Frankly, when I agreed to be a part of the film, I didn't know what to expect. My curiosity to work in Bollywood got me back to India.
Did you know who Sunny Deol was before you met him?
No, I didn’t know who he was.
Have you seen Ghayal?
Yes, I saw Ghayal and absolutely loved it.
It’s an interesting film and even though it’s more than 20 years old, it doesn’t look dated.
At some places I wondered how they shot all the sequences with the minimal technology available at that time.
What was the brief given to you by Sunny Deol?
Sunny told me that the action in the movie had to look real, with a lot of emotion in it.
This isn’t your regular film where the hero is throwing punches and kicking the bad guys.
Every piece of action has raw emotion behind it.
We did many rehearsals and a lot of planning went in to shooting every action sequence.
Do you have a favourite action scene from the film?
Yes, there is one scene where Sunny is being chased in traffic. Some cars are bouncing around and vehicles stopping within inches of his head when he jumps into an overcrowded local train!
What was the most challenging part of working on this film?
The most challenging thing for me was how to pace the action sequences in the film.
Pacing in Bollywood is completely different from Hollywood.
For example, suddenly we would find a monologue in between an action scene. I was amused watching it.
Then someone explained that in a Hindi film, the monologue is very important, so I was like, okay (laughs).
Ghayal Once Again is one of the most challenging films I have worked on.
What was it like working with Sunny Deol?
I really had a good time working with him. He is a very smart guy, and at the same time, sensitive. He is a man with passion and vision.
He was sure of what he wanted from his cast and crew. But at the same time, he was open-minded and welcomed a lot of my suggestions.
People just love him. He is so popular and humble.
Which is the best action sequence you have done?
The Bourne Supremacy car chase in Moscow is my favourite.
It was the first time any director had given me more than four days to choreograph a car chase sequence.
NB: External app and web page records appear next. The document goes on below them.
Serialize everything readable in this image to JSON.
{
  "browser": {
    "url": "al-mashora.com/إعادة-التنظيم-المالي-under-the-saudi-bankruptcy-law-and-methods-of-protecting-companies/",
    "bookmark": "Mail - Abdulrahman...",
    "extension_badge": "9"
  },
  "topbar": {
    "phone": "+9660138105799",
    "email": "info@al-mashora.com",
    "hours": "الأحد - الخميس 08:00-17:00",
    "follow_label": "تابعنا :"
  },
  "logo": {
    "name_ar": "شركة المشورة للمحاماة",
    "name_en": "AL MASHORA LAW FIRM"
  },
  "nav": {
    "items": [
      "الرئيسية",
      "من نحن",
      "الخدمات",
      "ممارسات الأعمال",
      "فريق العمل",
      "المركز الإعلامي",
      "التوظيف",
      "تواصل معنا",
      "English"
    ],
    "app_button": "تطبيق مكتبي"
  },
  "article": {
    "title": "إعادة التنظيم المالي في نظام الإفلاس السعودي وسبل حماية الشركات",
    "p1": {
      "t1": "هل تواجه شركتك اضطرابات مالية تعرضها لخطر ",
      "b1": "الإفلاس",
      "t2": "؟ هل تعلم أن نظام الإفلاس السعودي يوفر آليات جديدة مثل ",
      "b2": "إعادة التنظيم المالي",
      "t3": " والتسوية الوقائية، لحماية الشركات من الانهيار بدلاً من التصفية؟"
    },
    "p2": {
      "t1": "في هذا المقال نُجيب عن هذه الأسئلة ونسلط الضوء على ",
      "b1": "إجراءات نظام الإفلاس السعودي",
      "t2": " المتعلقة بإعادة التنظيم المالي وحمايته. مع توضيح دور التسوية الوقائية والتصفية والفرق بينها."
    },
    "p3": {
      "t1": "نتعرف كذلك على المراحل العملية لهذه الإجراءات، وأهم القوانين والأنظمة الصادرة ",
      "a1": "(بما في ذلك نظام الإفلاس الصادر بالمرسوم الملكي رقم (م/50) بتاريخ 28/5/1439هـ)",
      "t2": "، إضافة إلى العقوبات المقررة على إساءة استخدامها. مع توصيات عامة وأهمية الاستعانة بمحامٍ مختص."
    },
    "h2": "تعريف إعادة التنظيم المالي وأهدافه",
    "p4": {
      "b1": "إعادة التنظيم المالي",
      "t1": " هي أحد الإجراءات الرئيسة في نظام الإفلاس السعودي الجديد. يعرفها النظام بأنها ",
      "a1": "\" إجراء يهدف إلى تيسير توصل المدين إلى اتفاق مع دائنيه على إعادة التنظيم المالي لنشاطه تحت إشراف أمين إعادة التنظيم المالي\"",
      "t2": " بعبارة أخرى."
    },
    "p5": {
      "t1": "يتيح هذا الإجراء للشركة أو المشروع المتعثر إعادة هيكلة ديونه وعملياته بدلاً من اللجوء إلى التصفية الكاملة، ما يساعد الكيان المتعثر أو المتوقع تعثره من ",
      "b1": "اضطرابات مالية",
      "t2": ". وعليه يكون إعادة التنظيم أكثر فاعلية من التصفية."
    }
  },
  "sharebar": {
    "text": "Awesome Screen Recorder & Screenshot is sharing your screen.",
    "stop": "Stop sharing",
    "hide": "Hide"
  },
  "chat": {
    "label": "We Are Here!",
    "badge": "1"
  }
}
I had 17 days to shoot that sequence and I was, like, this is just amazing and I was celebrating (laughs).
The brief was a two-and-a-half minute car chase. But when I sat and wrote it down, it was a little longer.
I was a little scared that the producer wouldn’t approve it, but to my surprise, they approved it.
It was impossible to shoot in Moscow, but luckily the final product came out just mind blowing.
It has been reviewed as one of the most exciting car chase sequences in Hollywood films.